ACTIVITY
Take from the records below each line that holds "true".

[Opening RECORDS FOR THIS EXERCISE section]

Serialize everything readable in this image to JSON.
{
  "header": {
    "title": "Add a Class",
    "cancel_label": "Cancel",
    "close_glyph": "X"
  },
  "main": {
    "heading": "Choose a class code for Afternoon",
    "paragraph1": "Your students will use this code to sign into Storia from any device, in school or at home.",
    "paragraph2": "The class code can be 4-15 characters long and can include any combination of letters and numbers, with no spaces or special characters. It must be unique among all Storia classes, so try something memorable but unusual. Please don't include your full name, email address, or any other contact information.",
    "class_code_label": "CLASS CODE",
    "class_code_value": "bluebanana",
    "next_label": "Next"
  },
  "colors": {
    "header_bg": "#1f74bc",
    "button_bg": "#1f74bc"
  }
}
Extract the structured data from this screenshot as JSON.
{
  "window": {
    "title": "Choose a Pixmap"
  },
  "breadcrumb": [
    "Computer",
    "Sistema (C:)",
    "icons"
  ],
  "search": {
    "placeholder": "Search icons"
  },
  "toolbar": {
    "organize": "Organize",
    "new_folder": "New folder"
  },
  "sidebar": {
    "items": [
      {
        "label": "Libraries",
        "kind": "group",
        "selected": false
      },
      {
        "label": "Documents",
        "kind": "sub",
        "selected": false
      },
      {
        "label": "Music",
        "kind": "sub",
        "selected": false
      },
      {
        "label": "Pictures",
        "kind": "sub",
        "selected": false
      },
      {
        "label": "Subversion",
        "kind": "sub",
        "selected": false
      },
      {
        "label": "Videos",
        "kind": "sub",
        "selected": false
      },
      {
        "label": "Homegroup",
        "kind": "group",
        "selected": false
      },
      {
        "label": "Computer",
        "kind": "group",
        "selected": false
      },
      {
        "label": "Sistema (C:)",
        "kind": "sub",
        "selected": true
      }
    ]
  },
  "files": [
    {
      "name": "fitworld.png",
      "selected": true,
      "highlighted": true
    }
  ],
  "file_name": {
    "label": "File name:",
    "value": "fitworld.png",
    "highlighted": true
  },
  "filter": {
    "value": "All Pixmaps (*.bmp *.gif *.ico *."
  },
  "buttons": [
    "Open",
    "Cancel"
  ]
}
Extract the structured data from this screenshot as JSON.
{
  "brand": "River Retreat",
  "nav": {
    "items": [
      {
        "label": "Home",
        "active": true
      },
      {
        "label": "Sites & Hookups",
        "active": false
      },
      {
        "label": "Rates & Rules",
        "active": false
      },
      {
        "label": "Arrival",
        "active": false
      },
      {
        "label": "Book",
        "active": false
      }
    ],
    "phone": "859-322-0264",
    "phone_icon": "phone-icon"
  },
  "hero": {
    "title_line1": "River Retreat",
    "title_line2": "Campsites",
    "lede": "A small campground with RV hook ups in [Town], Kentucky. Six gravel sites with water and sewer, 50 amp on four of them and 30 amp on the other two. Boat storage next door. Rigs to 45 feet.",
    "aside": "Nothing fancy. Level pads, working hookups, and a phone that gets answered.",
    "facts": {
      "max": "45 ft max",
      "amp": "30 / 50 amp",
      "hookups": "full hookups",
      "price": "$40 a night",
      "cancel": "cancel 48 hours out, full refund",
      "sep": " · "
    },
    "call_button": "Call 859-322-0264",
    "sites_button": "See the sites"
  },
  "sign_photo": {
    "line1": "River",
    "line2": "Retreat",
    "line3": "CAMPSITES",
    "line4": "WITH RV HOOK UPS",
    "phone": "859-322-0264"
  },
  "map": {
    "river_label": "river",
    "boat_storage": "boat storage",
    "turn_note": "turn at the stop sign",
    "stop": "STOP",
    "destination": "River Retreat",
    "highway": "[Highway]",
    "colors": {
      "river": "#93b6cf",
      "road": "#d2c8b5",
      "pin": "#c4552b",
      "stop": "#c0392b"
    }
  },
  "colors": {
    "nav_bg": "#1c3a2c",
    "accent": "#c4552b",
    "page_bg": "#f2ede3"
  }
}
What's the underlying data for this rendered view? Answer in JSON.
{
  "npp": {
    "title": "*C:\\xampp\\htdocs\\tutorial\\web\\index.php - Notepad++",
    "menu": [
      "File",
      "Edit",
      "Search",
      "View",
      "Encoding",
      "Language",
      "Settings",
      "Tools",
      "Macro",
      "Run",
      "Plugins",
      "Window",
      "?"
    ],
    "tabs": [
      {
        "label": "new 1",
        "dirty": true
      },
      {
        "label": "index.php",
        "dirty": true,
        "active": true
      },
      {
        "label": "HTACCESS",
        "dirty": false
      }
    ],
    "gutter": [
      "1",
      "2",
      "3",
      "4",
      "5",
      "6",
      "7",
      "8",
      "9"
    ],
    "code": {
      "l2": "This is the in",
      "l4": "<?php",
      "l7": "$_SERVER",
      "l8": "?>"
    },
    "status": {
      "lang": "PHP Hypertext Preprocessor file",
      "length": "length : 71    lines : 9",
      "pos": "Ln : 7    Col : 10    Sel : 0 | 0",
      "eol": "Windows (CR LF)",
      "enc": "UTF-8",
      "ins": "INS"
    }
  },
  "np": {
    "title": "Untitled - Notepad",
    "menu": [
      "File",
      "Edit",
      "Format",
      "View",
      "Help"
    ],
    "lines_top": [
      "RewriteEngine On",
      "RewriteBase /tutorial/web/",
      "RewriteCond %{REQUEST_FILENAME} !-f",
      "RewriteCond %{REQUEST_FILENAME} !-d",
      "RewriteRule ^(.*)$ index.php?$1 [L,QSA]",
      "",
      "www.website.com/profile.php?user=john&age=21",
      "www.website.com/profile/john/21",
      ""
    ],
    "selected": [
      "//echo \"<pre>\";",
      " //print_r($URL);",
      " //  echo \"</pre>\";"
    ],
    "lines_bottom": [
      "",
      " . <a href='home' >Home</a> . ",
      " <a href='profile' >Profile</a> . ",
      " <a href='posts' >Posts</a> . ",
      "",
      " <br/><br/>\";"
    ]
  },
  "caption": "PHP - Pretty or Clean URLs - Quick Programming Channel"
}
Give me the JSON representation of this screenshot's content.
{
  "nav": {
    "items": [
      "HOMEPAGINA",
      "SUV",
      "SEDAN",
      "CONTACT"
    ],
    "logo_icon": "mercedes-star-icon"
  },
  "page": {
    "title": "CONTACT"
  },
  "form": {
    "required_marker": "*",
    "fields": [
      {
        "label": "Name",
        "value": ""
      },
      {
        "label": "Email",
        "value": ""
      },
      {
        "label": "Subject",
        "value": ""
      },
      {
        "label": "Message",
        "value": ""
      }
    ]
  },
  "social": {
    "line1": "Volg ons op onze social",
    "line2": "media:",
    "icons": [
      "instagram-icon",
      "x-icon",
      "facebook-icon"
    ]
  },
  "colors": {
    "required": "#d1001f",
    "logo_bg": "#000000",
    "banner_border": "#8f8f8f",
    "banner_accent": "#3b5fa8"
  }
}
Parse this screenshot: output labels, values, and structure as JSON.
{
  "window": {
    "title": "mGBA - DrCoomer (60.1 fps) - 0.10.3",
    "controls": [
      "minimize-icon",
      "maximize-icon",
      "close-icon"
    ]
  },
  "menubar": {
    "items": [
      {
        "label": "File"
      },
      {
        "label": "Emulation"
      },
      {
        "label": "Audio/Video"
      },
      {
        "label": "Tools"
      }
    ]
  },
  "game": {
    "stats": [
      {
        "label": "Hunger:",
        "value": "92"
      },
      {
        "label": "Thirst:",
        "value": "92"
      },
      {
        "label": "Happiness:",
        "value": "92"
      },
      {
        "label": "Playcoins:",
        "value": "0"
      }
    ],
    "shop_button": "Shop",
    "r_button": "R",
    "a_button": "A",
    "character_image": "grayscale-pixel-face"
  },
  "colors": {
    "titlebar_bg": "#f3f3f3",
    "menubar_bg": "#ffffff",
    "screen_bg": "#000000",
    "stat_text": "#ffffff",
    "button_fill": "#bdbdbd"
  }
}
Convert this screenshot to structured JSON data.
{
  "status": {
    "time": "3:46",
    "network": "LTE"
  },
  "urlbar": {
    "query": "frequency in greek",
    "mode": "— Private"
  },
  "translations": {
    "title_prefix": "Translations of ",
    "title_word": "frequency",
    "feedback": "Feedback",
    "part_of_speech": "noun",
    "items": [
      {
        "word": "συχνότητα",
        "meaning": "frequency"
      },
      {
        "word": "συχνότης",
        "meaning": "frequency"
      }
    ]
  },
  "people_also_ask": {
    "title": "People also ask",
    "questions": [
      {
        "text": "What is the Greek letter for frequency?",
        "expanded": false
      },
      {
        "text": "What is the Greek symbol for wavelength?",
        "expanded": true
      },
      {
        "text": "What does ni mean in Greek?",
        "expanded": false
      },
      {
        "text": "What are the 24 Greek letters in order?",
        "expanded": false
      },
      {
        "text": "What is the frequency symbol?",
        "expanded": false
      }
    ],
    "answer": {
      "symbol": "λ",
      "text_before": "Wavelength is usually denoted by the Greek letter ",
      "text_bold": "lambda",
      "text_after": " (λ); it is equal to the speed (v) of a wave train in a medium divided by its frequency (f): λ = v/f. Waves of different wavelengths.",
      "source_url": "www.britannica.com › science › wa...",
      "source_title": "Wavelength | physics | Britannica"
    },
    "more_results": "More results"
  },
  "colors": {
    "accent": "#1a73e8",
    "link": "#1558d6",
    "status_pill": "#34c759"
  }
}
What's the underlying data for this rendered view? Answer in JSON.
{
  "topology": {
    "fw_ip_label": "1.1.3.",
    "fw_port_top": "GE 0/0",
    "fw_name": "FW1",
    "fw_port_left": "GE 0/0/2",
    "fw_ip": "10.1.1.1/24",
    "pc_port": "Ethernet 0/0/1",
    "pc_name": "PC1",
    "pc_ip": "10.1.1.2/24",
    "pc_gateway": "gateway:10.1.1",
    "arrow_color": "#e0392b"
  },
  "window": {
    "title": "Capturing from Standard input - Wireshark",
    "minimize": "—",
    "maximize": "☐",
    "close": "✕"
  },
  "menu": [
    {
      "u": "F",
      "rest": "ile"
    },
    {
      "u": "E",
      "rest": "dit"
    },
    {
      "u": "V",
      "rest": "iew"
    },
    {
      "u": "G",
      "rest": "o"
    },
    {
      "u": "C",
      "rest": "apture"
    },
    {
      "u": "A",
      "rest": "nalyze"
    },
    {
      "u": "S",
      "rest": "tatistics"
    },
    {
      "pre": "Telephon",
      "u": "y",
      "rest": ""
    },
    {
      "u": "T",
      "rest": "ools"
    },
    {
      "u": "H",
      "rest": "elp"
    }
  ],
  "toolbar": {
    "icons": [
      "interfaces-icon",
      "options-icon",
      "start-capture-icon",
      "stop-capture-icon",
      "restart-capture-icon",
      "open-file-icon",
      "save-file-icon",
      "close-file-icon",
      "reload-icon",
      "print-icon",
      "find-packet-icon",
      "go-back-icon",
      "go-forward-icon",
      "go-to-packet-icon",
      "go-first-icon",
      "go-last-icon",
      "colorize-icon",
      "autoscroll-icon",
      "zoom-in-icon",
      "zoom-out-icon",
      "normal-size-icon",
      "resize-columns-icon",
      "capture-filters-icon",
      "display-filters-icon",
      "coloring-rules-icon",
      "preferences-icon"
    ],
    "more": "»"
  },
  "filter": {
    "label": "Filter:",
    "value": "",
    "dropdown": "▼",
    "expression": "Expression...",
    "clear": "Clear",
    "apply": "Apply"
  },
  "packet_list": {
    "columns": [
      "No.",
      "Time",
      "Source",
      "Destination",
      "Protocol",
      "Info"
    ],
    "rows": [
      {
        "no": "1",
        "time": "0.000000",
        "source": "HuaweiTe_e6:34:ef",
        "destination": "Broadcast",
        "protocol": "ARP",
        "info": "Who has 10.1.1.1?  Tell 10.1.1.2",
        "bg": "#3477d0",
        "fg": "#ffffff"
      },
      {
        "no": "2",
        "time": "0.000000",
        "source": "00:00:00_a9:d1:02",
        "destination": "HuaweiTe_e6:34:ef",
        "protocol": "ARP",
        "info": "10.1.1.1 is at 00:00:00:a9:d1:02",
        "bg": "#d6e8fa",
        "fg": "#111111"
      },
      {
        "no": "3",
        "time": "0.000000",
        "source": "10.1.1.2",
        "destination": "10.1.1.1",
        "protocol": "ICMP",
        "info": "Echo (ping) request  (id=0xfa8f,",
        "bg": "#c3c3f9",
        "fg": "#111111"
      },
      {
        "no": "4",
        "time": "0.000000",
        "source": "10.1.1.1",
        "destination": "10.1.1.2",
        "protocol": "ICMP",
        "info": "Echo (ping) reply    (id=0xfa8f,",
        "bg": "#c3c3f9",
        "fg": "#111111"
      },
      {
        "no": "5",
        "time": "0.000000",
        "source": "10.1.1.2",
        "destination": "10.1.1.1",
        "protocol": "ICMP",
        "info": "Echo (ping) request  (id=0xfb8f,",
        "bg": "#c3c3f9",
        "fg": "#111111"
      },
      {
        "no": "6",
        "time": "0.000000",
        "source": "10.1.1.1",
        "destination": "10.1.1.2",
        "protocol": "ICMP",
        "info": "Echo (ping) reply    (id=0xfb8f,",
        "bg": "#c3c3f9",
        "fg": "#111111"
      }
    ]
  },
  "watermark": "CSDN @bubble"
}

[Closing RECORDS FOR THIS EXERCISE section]

FINISHED EXERCISE
        "selected": true
      "selected": true,
      "highlighted": true
    "highlighted": true
        "active": true
        "dirty": true
        "dirty": true,
        "active": true
        "expanded": true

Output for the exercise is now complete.